In an exclusive interview in Seoul on Monday, Mishana Hosseinioun, president of US-based MH Group, told The Korea Herald that the UN Working Group on Arbitrary Detention has started looking into South Korea’s treatment of Park in jail, following allegations she is being unlawfully detained and her basic rights have been violated.
|Park Geun-hye (Yonhap)|
“As of just a few days ago, the UN working group has officially accepted our case, which means they have formally communicated this to the authorities and are expecting a response from them within the next month,” said Hosseinioun who is visiting Seoul from Sunday to Wednesday.
“So by mid-January, the Republic of Korea has to officially respond to the working group, and the fact that they took this on is that they also believe there is sufficient reason to look into this seriously,” she added.
In October, MH Group sent the United Nations Human Rights Council a document concerning Park’s detention and alleged ill treatment in her cell, urging it to investigate the case to safeguard her human rights.
MH Group is pushing for Park’s provisional release from jail, as the former leader has been detained since March for a trial over a total of 18 charges, including bribery and abuses of power.
It claims Park’s extended detention has no legal grounds and her health conditions have deteriorated as a result.
South Korea’s Justice Ministry denied the claims, saying detention was lawful and she is receiving proper treatment. The National Human Rights Commission of Korea also concluded that Park’s cell was in overall good condition, based on an on-site inspection it carried out in October.
“We are not satisfied with (its investigation) because we have evidence that her detention is arbitrary, and on top of that she is gravely ill without a bed, wrongfully in prison,” Hosseinioun said.
The allegations raised by MH Group are in stark contrast to public sentiment here. The public has criticized the detention center for granting special treatment to the former president, as it was revealed that she had been allowed to stay at a larger cell alone.
Local critics say that Park taking issue with her detention and fairness of the trial through MH Group might be an attempt to garner international sympathy and pave the way to reject the ruling should it be not in her favor.
|Mishana Hosseinioun, president of US-based MH Group (Bak Se-hwan/The Korea Herald)|
But Hosseinioun insisted that Park had been a victim of a political trial in the court of public opinion. Like anybody else, her right to a fair trial and other basic human rights should be protected, she added.
“There is the issue of also ‘innocence until proven guilty.’ This is being presumed guilty, something that was exaggerated by the public opinion. A lot of people came out for revenge, but it’s not about what they think or what they want, it’s about what is permitted within the law,” she said.

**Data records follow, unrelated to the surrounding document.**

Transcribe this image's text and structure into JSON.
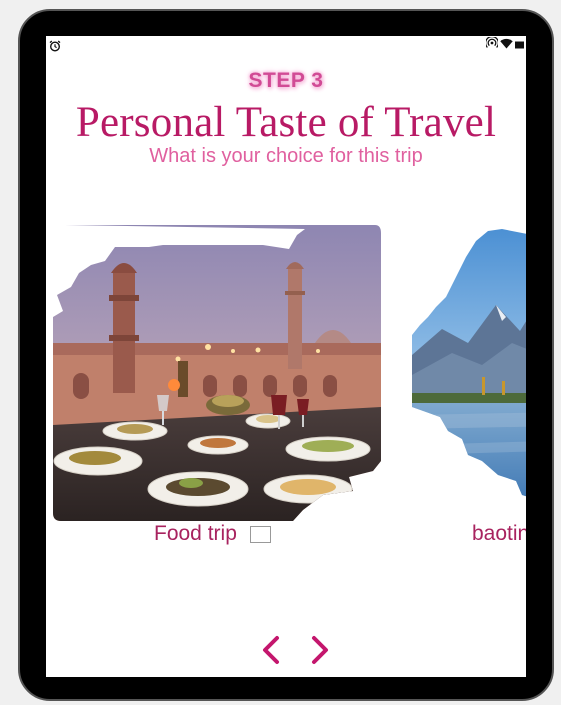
{
  "step": {
    "label": "STEP 3"
  },
  "header": {
    "title": "Personal Taste of Travel",
    "subtitle": "What is your choice for this trip"
  },
  "cards": [
    {
      "label": "Food trip",
      "checked": false,
      "image": "food-table-photo"
    },
    {
      "label": "baoting",
      "checked": false,
      "image": "lake-mountain-photo"
    }
  ],
  "navigation": {
    "prev_icon": "chevron-left-icon",
    "next_icon": "chevron-right-icon"
  },
  "colors": {
    "accent": "#b81a65",
    "subtitle": "#e0609f",
    "step": "#d14b95",
    "nav": "#c4166d"
  },
  "status_icons": [
    "alarm-icon",
    "hotspot-icon",
    "wifi-icon",
    "battery-icon"
  ]
}
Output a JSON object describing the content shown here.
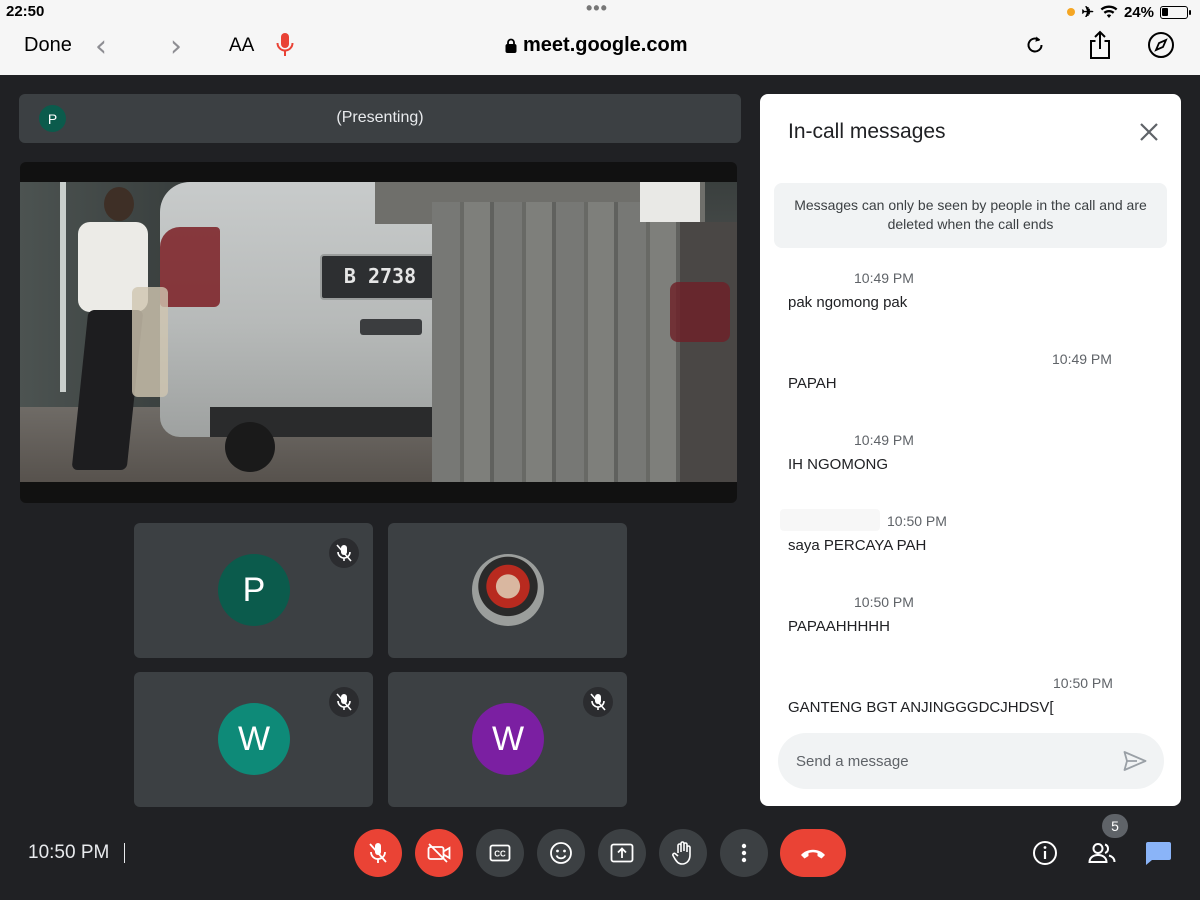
{
  "status_bar": {
    "time": "22:50",
    "battery": "24%"
  },
  "browser": {
    "done_label": "Done",
    "url": "meet.google.com",
    "text_size_label": "AA"
  },
  "presenter": {
    "initial": "P",
    "label": "(Presenting)"
  },
  "presented_video": {
    "plate_text": "B 2738"
  },
  "tiles": [
    {
      "initial": "P",
      "color": "#0b5b4c",
      "muted": true
    },
    {
      "initial": "",
      "color": "#8a3b2a",
      "muted": false,
      "photo": true
    },
    {
      "initial": "W",
      "color": "#0e8a78",
      "muted": true
    },
    {
      "initial": "W",
      "color": "#7b1fa2",
      "muted": true
    }
  ],
  "chat": {
    "title": "In-call messages",
    "notice": "Messages can only be seen by people in the call and are deleted when the call ends",
    "messages": [
      {
        "time": "10:49 PM",
        "text": "pak ngomong pak"
      },
      {
        "time": "10:49 PM",
        "text": "PAPAH"
      },
      {
        "time": "10:49 PM",
        "text": "IH NGOMONG"
      },
      {
        "time": "10:50 PM",
        "text": "saya PERCAYA PAH"
      },
      {
        "time": "10:50 PM",
        "text": "PAPAAHHHHH"
      },
      {
        "time": "10:50 PM",
        "text": "GANTENG BGT ANJINGGGDCJHDSV["
      }
    ],
    "input_placeholder": "Send a message"
  },
  "bottom": {
    "time": "10:50 PM",
    "participant_count": "5"
  },
  "colors": {
    "danger": "#ea4335",
    "chat_accent": "#1a73e8"
  }
}
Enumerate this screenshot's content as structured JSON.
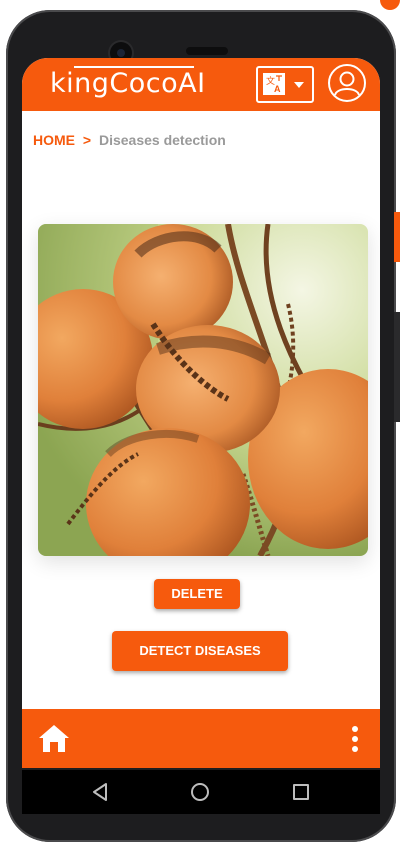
{
  "app": {
    "logo_text": "kingCocoAI",
    "brand_color": "#f65a0d"
  },
  "header": {
    "translate_icon": "translate-icon",
    "dropdown_icon": "caret-down-icon",
    "profile_icon": "user-circle-icon"
  },
  "breadcrumb": {
    "home": "HOME",
    "separator": ">",
    "current": "Diseases detection"
  },
  "image": {
    "subject": "cluster of orange king coconuts"
  },
  "actions": {
    "delete_label": "DELETE",
    "detect_label": "DETECT DISEASES"
  },
  "footer": {
    "home_icon": "home-icon",
    "menu_icon": "more-vertical-icon"
  },
  "system_nav": {
    "back": "back-icon",
    "home": "home-circle-icon",
    "recents": "recents-icon"
  }
}
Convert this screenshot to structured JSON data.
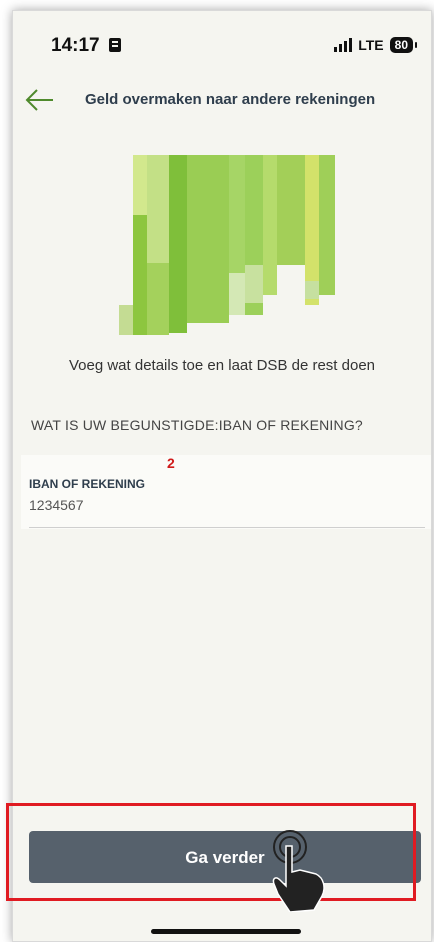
{
  "status_bar": {
    "time": "14:17",
    "network": "LTE",
    "battery": "80"
  },
  "header": {
    "title": "Geld overmaken naar andere rekeningen",
    "back_icon": "arrow-left-icon"
  },
  "hero": {
    "description": "green and lime vertical bar illustration",
    "colors": [
      "#8dc63f",
      "#a7d65a",
      "#c9e28a",
      "#d8e6a8",
      "#b5d36f"
    ]
  },
  "tagline": "Voeg wat details toe en laat DSB de rest doen",
  "section_label": "WAT IS UW BEGUNSTIGDE:IBAN OF REKENING?",
  "iban_field": {
    "step_marker": "2",
    "label": "IBAN OF REKENING",
    "value": "1234567"
  },
  "actions": {
    "continue_label": "Ga verder"
  },
  "colors": {
    "accent": "#4f8a2c",
    "button": "#56616c",
    "highlight": "#e01b22"
  }
}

Park, a longtime conservative icon, was impeached in early March over a sweeping influence-peddling scandal. Less than three weeks after, she was taken into custody and the following month was sent for trial.
Her liberal opponent -- President Moon Jae-in -- has since seized power via election and is now running a sweeping campaign to right the past wrong.
MH Group earlier defended Saif al-Islam Gaddafi, the son of the former Libyan dictator Muammar Gaddafi who was once seen as heir apparent to his father’s regime, for his rights to a fair trial at the African Court of Human Rights.
Hosseinioun said that such high-profile cases offer a chance to elevate the issue of human rights.
“These cases are chances for incoming governments to do things right and to end the cycle of impunity and cycle of revenge,” she said. “Defending the cases of unpopular people who people think do not deserve to have their human rights protected is the only way to ensure those rights are upheld for all.”
Now, a team of three lawyers including Do Tae-woo, who formerly represented Park in her trial, is working to bring the world’s attention to Park’s detention, she revealed. Hosseinioun did not elaborate on whether she already met Park or plans to meet Park while in Seoul.
Park’s trial is limping on with protests and complaints.
In October, her lawyers quit en masse in protest against the court’s decision to extend her custody by another six months, citing the possibility of her destroying evidence.
Park called her trial “political revenge in the name of the rule of the law” and has boycotted her trial since then by refusing to meet with her newly appointed state lawyers and to attend her own court proceedings, citing poor health.
Hosseinioun revealed that the Justice Ministry refused to meet her team.
In the letter obtained by The Korea Herald, the ministry rejected the meeting, saying that Park is being fairly and humanely treated and the meeting could affect the result of the trial.
Hosseinioun expressed regret, calling the ministry’s decision “defensive.”
By Ock Hyun-ju & Bak Se-hwan